*** Block opens ***
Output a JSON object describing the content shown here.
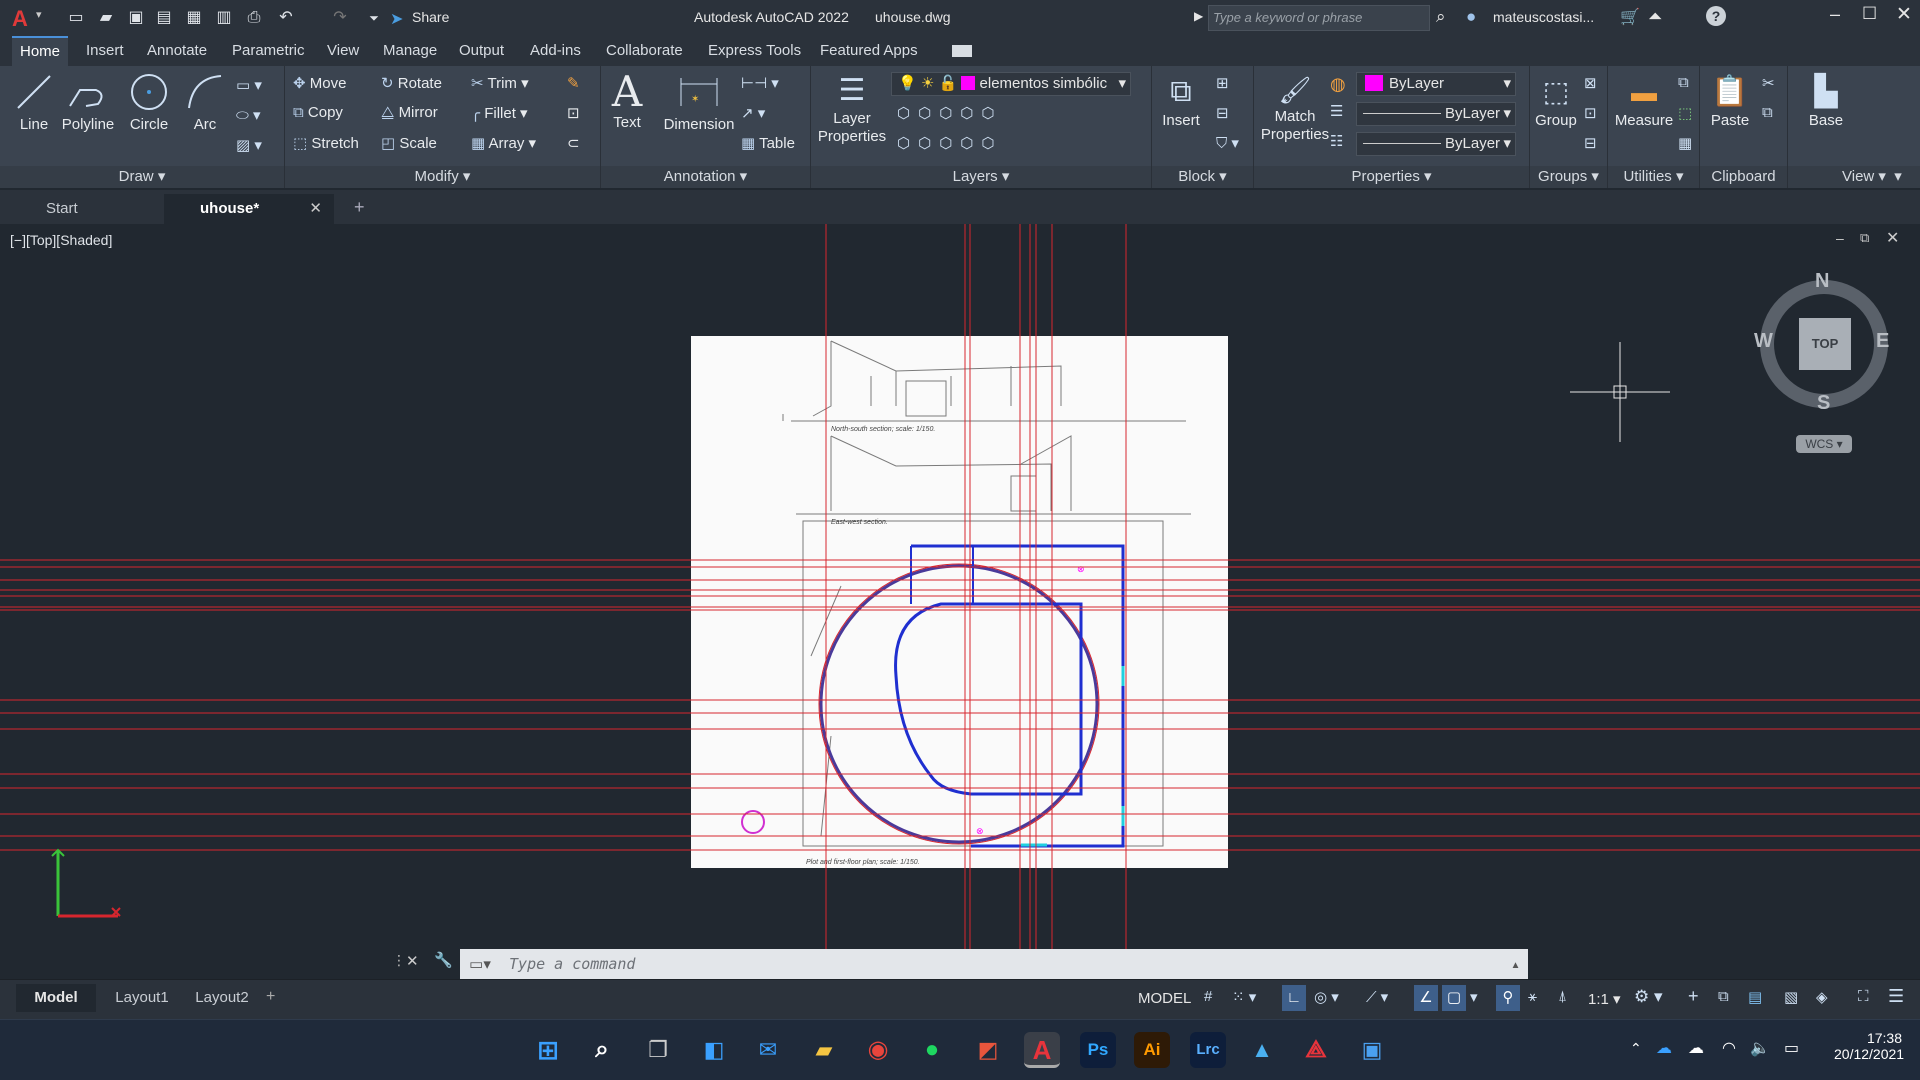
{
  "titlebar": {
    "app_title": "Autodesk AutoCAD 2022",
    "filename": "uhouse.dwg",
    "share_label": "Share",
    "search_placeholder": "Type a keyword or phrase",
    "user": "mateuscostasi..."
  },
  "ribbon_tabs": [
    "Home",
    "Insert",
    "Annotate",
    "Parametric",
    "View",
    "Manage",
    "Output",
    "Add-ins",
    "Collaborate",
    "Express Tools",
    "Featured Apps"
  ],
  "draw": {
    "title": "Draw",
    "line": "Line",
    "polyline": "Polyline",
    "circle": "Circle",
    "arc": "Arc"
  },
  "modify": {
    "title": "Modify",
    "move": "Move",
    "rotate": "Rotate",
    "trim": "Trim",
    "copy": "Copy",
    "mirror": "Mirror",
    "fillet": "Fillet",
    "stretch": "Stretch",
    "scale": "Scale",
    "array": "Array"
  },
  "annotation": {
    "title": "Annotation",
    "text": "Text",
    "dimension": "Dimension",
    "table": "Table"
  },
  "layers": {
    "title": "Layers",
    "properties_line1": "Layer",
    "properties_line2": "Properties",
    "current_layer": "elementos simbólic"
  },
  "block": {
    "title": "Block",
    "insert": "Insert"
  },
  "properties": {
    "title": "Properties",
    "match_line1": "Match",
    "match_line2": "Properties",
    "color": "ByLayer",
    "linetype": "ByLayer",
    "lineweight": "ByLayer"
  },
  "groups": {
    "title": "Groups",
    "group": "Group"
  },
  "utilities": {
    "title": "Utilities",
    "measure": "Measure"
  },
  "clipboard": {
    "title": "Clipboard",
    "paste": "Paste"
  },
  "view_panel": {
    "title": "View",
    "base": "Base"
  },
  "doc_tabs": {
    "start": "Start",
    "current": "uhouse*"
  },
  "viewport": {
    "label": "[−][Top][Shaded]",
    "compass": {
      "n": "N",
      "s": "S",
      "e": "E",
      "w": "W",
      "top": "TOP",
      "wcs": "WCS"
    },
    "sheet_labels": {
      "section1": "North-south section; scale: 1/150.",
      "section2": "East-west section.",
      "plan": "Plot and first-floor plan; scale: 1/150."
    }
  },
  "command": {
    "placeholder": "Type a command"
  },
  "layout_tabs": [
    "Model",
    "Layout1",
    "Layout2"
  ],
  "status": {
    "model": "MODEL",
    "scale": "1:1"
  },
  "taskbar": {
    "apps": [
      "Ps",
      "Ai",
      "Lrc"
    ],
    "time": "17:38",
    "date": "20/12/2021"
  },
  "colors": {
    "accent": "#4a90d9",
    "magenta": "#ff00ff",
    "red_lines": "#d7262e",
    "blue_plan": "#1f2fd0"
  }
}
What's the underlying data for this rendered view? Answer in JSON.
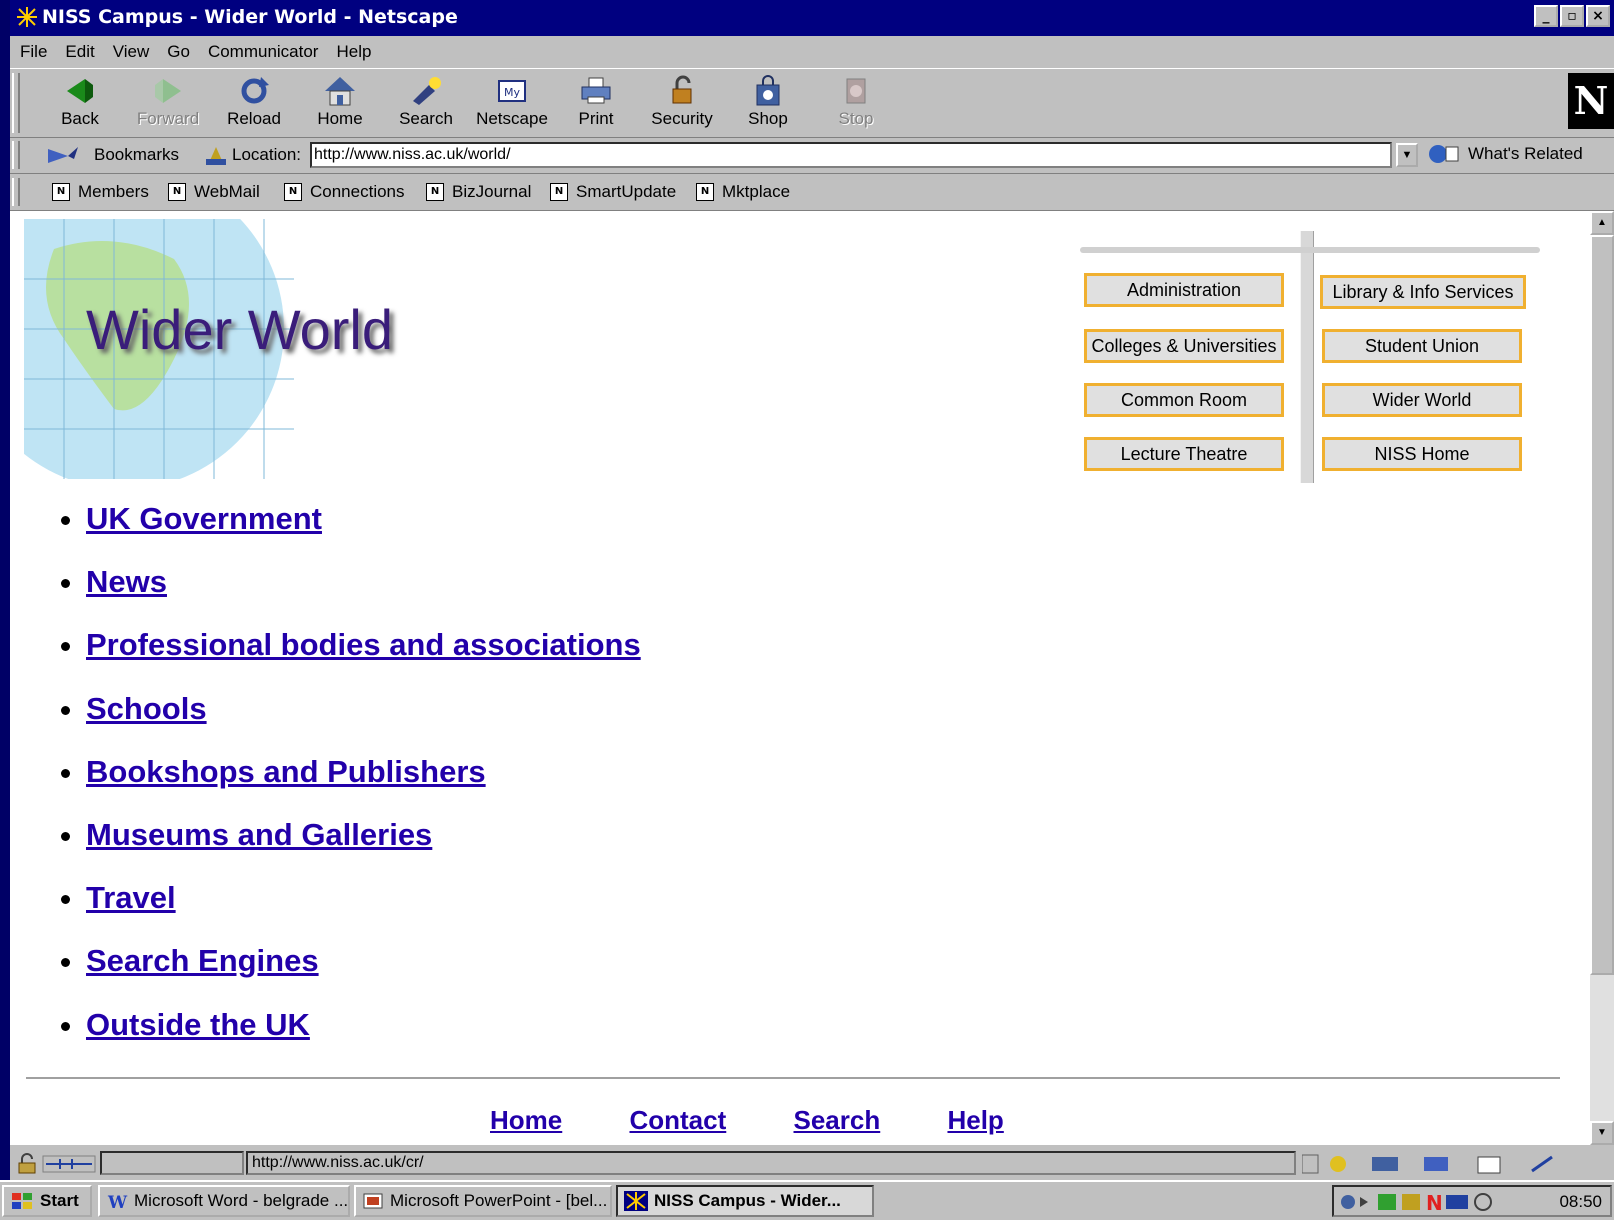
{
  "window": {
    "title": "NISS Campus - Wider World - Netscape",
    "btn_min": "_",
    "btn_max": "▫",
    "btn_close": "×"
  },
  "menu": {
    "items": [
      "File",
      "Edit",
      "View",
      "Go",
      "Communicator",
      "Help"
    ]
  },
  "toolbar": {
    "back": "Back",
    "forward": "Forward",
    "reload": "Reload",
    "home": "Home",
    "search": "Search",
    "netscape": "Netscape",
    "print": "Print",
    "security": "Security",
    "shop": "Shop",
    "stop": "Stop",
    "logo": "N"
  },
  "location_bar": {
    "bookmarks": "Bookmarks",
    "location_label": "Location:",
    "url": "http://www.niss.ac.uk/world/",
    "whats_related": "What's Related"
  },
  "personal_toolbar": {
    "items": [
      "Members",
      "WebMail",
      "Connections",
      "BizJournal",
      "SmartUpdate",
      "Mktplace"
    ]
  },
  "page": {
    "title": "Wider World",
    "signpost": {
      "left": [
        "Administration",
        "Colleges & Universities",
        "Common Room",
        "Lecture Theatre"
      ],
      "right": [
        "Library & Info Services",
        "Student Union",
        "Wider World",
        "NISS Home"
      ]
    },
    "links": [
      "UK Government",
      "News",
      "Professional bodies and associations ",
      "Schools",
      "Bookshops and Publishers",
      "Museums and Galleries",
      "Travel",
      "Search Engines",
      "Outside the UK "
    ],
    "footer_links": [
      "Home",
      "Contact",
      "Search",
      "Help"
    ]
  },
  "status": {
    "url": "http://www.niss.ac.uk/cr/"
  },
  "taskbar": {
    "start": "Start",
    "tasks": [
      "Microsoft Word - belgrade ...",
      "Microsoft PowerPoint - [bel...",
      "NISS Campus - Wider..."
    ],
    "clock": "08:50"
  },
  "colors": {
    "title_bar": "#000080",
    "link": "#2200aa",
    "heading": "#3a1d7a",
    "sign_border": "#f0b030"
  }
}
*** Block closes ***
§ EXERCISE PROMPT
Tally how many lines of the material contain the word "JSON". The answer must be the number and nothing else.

§ OUTPUT OF THE TASK
2